▸ **TASK ITEM**:
The answer should consist of all the entries, repeated word for word.

▸ **MATERIAL FOR THE TASK**:

§ §

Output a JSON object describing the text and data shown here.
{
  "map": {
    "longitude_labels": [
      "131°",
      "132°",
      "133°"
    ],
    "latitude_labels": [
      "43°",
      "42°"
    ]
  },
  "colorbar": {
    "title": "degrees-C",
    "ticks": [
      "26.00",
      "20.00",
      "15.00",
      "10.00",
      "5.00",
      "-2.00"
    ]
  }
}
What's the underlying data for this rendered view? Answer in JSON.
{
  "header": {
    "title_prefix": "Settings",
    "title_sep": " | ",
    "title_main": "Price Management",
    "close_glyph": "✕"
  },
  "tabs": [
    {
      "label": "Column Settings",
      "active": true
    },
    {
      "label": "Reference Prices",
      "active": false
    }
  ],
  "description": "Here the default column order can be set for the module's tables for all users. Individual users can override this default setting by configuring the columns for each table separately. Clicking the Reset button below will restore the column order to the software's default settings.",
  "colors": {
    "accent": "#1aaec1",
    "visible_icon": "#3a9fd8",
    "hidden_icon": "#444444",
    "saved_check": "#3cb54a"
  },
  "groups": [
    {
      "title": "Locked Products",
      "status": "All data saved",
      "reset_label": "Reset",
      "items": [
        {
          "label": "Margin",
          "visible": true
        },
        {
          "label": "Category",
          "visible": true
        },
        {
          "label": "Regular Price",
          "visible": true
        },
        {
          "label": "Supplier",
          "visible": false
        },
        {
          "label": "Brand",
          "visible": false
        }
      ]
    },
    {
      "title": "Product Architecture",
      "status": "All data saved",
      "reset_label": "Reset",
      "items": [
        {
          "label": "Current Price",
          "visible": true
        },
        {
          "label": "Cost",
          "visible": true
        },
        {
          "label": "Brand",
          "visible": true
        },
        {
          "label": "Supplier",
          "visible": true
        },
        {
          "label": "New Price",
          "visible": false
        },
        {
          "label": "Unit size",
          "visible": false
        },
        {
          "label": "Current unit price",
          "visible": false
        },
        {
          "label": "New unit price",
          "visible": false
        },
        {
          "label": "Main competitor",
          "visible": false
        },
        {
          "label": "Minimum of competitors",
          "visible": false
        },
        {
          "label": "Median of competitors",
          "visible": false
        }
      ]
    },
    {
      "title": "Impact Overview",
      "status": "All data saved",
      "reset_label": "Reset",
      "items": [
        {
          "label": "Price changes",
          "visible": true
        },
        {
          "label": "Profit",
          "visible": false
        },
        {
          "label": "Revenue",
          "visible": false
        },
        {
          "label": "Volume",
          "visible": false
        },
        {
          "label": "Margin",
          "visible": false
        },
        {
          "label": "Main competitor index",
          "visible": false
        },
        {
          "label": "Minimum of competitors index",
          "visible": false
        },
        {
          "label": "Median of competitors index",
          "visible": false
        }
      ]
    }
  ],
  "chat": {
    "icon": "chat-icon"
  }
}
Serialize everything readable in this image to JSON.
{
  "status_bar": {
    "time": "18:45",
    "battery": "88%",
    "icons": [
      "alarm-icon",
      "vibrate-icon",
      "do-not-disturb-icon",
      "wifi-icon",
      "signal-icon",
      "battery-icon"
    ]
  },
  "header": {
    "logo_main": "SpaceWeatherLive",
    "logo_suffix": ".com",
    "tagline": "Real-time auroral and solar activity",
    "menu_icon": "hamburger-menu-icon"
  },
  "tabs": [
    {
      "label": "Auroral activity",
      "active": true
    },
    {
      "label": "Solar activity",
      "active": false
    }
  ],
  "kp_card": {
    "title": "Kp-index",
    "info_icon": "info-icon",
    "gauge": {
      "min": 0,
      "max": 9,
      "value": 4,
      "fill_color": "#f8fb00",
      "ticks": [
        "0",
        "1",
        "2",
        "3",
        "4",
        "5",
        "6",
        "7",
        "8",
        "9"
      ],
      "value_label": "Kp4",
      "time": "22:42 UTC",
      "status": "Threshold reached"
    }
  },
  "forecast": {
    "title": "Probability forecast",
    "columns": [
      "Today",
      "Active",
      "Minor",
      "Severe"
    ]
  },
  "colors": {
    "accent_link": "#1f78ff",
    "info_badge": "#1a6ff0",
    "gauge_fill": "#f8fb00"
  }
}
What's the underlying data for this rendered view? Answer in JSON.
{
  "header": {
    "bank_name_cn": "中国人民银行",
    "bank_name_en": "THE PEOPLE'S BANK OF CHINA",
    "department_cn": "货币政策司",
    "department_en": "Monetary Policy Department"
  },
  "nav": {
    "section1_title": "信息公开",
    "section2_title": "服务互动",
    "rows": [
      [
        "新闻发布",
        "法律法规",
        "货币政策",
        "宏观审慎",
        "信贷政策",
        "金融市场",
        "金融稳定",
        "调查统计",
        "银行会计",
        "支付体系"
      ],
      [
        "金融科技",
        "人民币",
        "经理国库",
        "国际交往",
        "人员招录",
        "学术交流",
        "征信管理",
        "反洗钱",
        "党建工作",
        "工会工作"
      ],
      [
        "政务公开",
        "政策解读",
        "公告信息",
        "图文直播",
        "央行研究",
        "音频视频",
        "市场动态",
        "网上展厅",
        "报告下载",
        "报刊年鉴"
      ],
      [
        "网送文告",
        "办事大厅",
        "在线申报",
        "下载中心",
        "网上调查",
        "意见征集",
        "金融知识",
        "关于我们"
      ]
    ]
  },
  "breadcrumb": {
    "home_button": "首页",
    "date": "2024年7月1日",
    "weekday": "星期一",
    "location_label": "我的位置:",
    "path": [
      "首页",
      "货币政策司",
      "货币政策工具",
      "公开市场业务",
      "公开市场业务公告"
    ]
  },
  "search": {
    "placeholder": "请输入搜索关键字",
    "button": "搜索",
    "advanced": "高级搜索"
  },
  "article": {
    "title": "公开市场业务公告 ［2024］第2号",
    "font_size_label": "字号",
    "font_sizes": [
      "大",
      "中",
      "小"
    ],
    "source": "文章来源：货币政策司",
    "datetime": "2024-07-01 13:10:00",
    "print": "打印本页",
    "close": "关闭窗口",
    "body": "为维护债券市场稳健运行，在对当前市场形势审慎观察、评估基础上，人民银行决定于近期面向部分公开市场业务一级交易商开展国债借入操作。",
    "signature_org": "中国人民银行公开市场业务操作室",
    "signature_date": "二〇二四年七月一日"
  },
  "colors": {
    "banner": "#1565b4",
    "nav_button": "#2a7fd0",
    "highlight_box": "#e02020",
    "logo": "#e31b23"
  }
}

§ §

▸ **WRITTEN RESPONSE**:
Output a JSON object describing the text and data shown here.
{
  "map": {
    "longitude_labels": [
      "131°",
      "132°",
      "133°"
    ],
    "latitude_labels": [
      "43°",
      "42°"
    ]
  },
  "colorbar": {
    "title": "degrees-C",
    "ticks": [
      "26.00",
      "20.00",
      "15.00",
      "10.00",
      "5.00",
      "-2.00"
    ]
  }
}
What's the underlying data for this rendered view? Answer in JSON.
{
  "header": {
    "title_prefix": "Settings",
    "title_sep": " | ",
    "title_main": "Price Management",
    "close_glyph": "✕"
  },
  "tabs": [
    {
      "label": "Column Settings",
      "active": true
    },
    {
      "label": "Reference Prices",
      "active": false
    }
  ],
  "description": "Here the default column order can be set for the module's tables for all users. Individual users can override this default setting by configuring the columns for each table separately. Clicking the Reset button below will restore the column order to the software's default settings.",
  "colors": {
    "accent": "#1aaec1",
    "visible_icon": "#3a9fd8",
    "hidden_icon": "#444444",
    "saved_check": "#3cb54a"
  },
  "groups": [
    {
      "title": "Locked Products",
      "status": "All data saved",
      "reset_label": "Reset",
      "items": [
        {
          "label": "Margin",
          "visible": true
        },
        {
          "label": "Category",
          "visible": true
        },
        {
          "label": "Regular Price",
          "visible": true
        },
        {
          "label": "Supplier",
          "visible": false
        },
        {
          "label": "Brand",
          "visible": false
        }
      ]
    },
    {
      "title": "Product Architecture",
      "status": "All data saved",
      "reset_label": "Reset",
      "items": [
        {
          "label": "Current Price",
          "visible": true
        },
        {
          "label": "Cost",
          "visible": true
        },
        {
          "label": "Brand",
          "visible": true
        },
        {
          "label": "Supplier",
          "visible": true
        },
        {
          "label": "New Price",
          "visible": false
        },
        {
          "label": "Unit size",
          "visible": false
        },
        {
          "label": "Current unit price",
          "visible": false
        },
        {
          "label": "New unit price",
          "visible": false
        },
        {
          "label": "Main competitor",
          "visible": false
        },
        {
          "label": "Minimum of competitors",
          "visible": false
        },
        {
          "label": "Median of competitors",
          "visible": false
        }
      ]
    },
    {
      "title": "Impact Overview",
      "status": "All data saved",
      "reset_label": "Reset",
      "items": [
        {
          "label": "Price changes",
          "visible": true
        },
        {
          "label": "Profit",
          "visible": false
        },
        {
          "label": "Revenue",
          "visible": false
        },
        {
          "label": "Volume",
          "visible": false
        },
        {
          "label": "Margin",
          "visible": false
        },
        {
          "label": "Main competitor index",
          "visible": false
        },
        {
          "label": "Minimum of competitors index",
          "visible": false
        },
        {
          "label": "Median of competitors index",
          "visible": false
        }
      ]
    }
  ],
  "chat": {
    "icon": "chat-icon"
  }
}
Serialize everything readable in this image to JSON.
{
  "status_bar": {
    "time": "18:45",
    "battery": "88%",
    "icons": [
      "alarm-icon",
      "vibrate-icon",
      "do-not-disturb-icon",
      "wifi-icon",
      "signal-icon",
      "battery-icon"
    ]
  },
  "header": {
    "logo_main": "SpaceWeatherLive",
    "logo_suffix": ".com",
    "tagline": "Real-time auroral and solar activity",
    "menu_icon": "hamburger-menu-icon"
  },
  "tabs": [
    {
      "label": "Auroral activity",
      "active": true
    },
    {
      "label": "Solar activity",
      "active": false
    }
  ],
  "kp_card": {
    "title": "Kp-index",
    "info_icon": "info-icon",
    "gauge": {
      "min": 0,
      "max": 9,
      "value": 4,
      "fill_color": "#f8fb00",
      "ticks": [
        "0",
        "1",
        "2",
        "3",
        "4",
        "5",
        "6",
        "7",
        "8",
        "9"
      ],
      "value_label": "Kp4",
      "time": "22:42 UTC",
      "status": "Threshold reached"
    }
  },
  "forecast": {
    "title": "Probability forecast",
    "columns": [
      "Today",
      "Active",
      "Minor",
      "Severe"
    ]
  },
  "colors": {
    "accent_link": "#1f78ff",
    "info_badge": "#1a6ff0",
    "gauge_fill": "#f8fb00"
  }
}
What's the underlying data for this rendered view? Answer in JSON.
{
  "header": {
    "bank_name_cn": "中国人民银行",
    "bank_name_en": "THE PEOPLE'S BANK OF CHINA",
    "department_cn": "货币政策司",
    "department_en": "Monetary Policy Department"
  },
  "nav": {
    "section1_title": "信息公开",
    "section2_title": "服务互动",
    "rows": [
      [
        "新闻发布",
        "法律法规",
        "货币政策",
        "宏观审慎",
        "信贷政策",
        "金融市场",
        "金融稳定",
        "调查统计",
        "银行会计",
        "支付体系"
      ],
      [
        "金融科技",
        "人民币",
        "经理国库",
        "国际交往",
        "人员招录",
        "学术交流",
        "征信管理",
        "反洗钱",
        "党建工作",
        "工会工作"
      ],
      [
        "政务公开",
        "政策解读",
        "公告信息",
        "图文直播",
        "央行研究",
        "音频视频",
        "市场动态",
        "网上展厅",
        "报告下载",
        "报刊年鉴"
      ],
      [
        "网送文告",
        "办事大厅",
        "在线申报",
        "下载中心",
        "网上调查",
        "意见征集",
        "金融知识",
        "关于我们"
      ]
    ]
  },
  "breadcrumb": {
    "home_button": "首页",
    "date": "2024年7月1日",
    "weekday": "星期一",
    "location_label": "我的位置:",
    "path": [
      "首页",
      "货币政策司",
      "货币政策工具",
      "公开市场业务",
      "公开市场业务公告"
    ]
  },
  "search": {
    "placeholder": "请输入搜索关键字",
    "button": "搜索",
    "advanced": "高级搜索"
  },
  "article": {
    "title": "公开市场业务公告 ［2024］第2号",
    "font_size_label": "字号",
    "font_sizes": [
      "大",
      "中",
      "小"
    ],
    "source": "文章来源：货币政策司",
    "datetime": "2024-07-01 13:10:00",
    "print": "打印本页",
    "close": "关闭窗口",
    "body": "为维护债券市场稳健运行，在对当前市场形势审慎观察、评估基础上，人民银行决定于近期面向部分公开市场业务一级交易商开展国债借入操作。",
    "signature_org": "中国人民银行公开市场业务操作室",
    "signature_date": "二〇二四年七月一日"
  },
  "colors": {
    "banner": "#1565b4",
    "nav_button": "#2a7fd0",
    "highlight_box": "#e02020",
    "logo": "#e31b23"
  }
}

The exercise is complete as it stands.